--- Data for this task Enclosed Below ---
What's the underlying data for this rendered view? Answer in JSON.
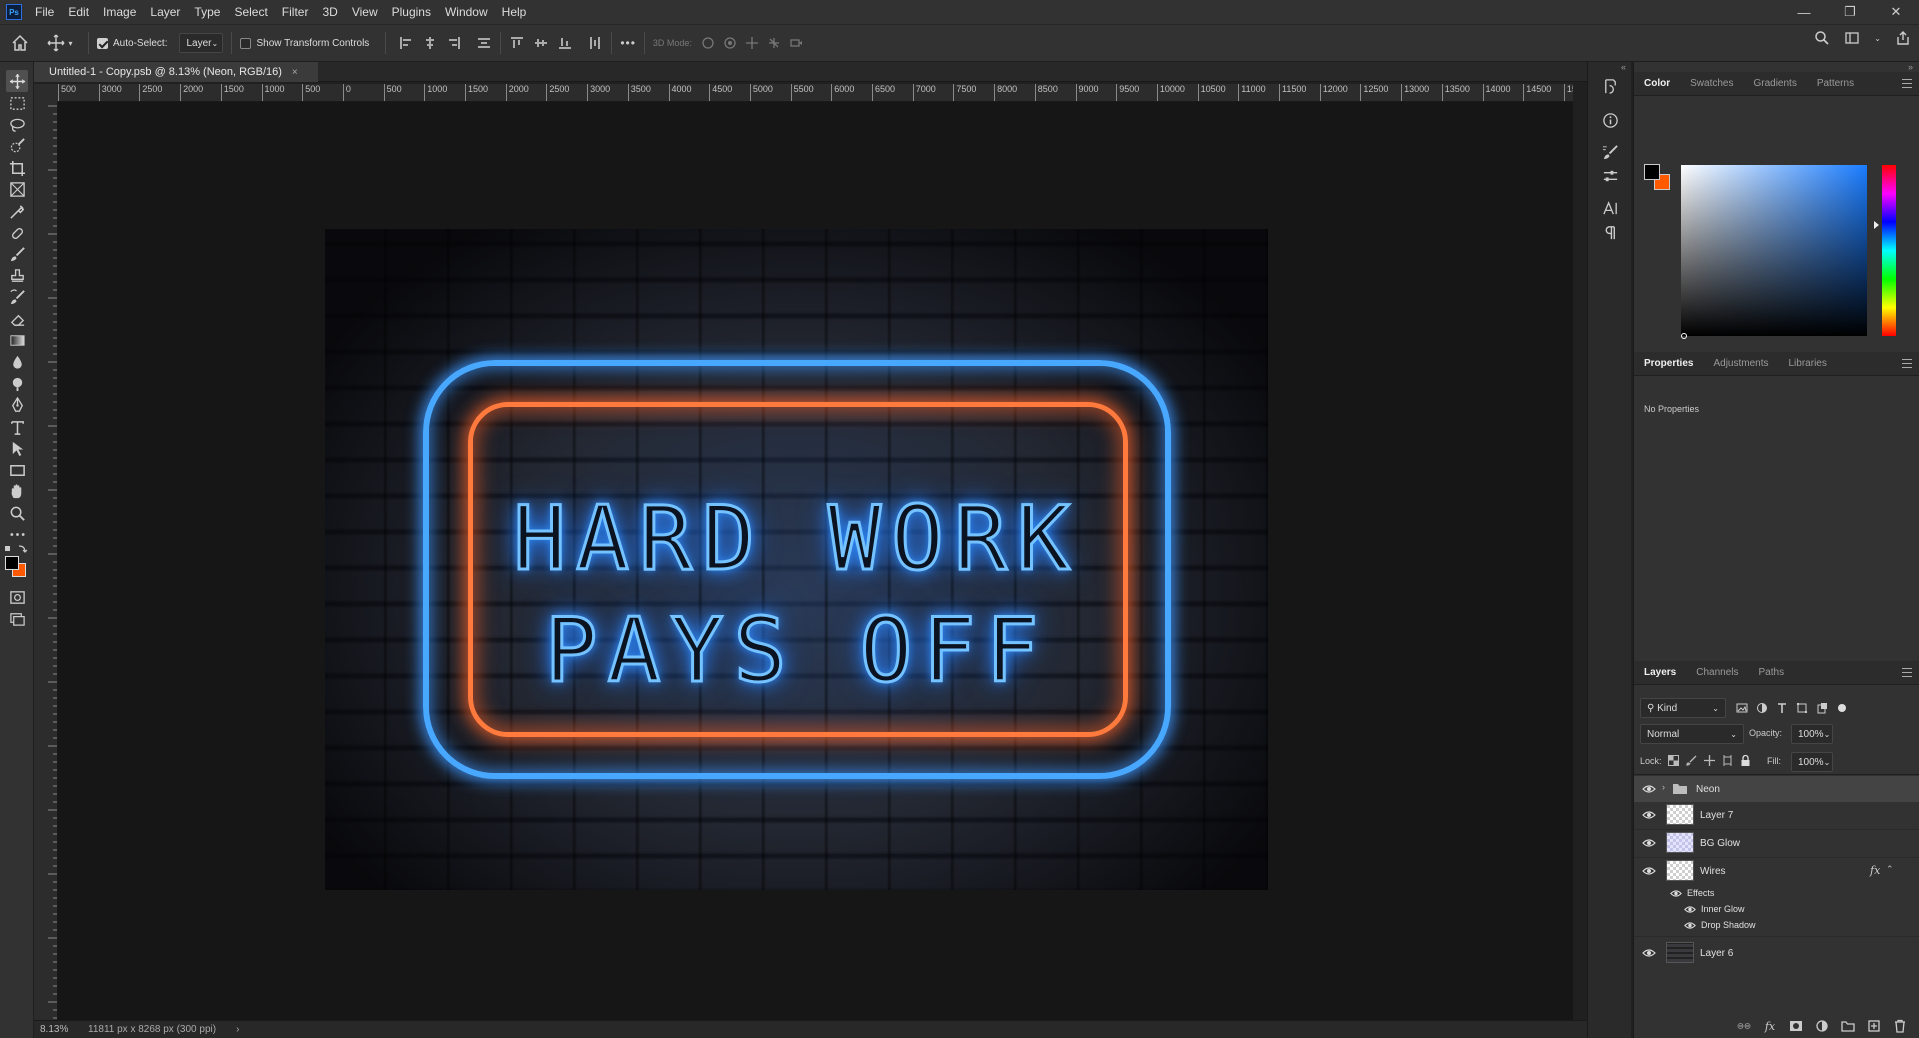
{
  "menu": [
    "File",
    "Edit",
    "Image",
    "Layer",
    "Type",
    "Select",
    "Filter",
    "3D",
    "View",
    "Plugins",
    "Window",
    "Help"
  ],
  "options_bar": {
    "auto_select_label": "Auto-Select:",
    "auto_select_target": "Layer",
    "transform_controls_label": "Show Transform Controls",
    "more": "•••",
    "mode_3d_label": "3D Mode:"
  },
  "document": {
    "tab_title": "Untitled-1 - Copy.psb @ 8.13% (Neon, RGB/16)",
    "close": "×"
  },
  "ruler": {
    "h_labels": [
      "500",
      "3000",
      "2500",
      "2000",
      "1500",
      "1000",
      "500",
      "0",
      "500",
      "1000",
      "1500",
      "2000",
      "2500",
      "3000",
      "3500",
      "4000",
      "4500",
      "5000",
      "5500",
      "6000",
      "6500",
      "7000",
      "7500",
      "8000",
      "8500",
      "9000",
      "9500",
      "10000",
      "10500",
      "11000",
      "11500",
      "12000",
      "12500",
      "13000",
      "13500",
      "14000",
      "14500",
      "150"
    ]
  },
  "canvas": {
    "line1": "HARD WORK",
    "line2": "PAYS OFF"
  },
  "status": {
    "zoom": "8.13%",
    "doc_size": "11811 px x 8268 px (300 ppi)",
    "arrow": "›"
  },
  "color_panel": {
    "tabs": [
      "Color",
      "Swatches",
      "Gradients",
      "Patterns"
    ],
    "foreground": "#000000",
    "background": "#ff5a00"
  },
  "properties_panel": {
    "tabs": [
      "Properties",
      "Adjustments",
      "Libraries"
    ],
    "message": "No Properties"
  },
  "layers_panel": {
    "tabs": [
      "Layers",
      "Channels",
      "Paths"
    ],
    "filter_kind": "Kind",
    "blend_mode": "Normal",
    "opacity_label": "Opacity:",
    "opacity_value": "100%",
    "lock_label": "Lock:",
    "fill_label": "Fill:",
    "fill_value": "100%",
    "layers": [
      {
        "name": "Neon",
        "type": "group",
        "selected": true
      },
      {
        "name": "Layer 7",
        "type": "pixel"
      },
      {
        "name": "BG Glow",
        "type": "pixel"
      },
      {
        "name": "Wires",
        "type": "pixel",
        "fx": "fx"
      },
      {
        "name": "Layer 6",
        "type": "pixel"
      }
    ],
    "effects_label": "Effects",
    "effects": [
      "Inner Glow",
      "Drop Shadow"
    ]
  },
  "colors": {
    "accent_blue": "#48a8ff",
    "accent_orange": "#ff7a3c"
  }
}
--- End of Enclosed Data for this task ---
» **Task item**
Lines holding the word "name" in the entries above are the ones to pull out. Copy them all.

» **Written solution**
        "name": "Neon",
        "name": "Layer 7",
        "name": "BG Glow",
        "name": "Wires",
        "name": "Layer 6",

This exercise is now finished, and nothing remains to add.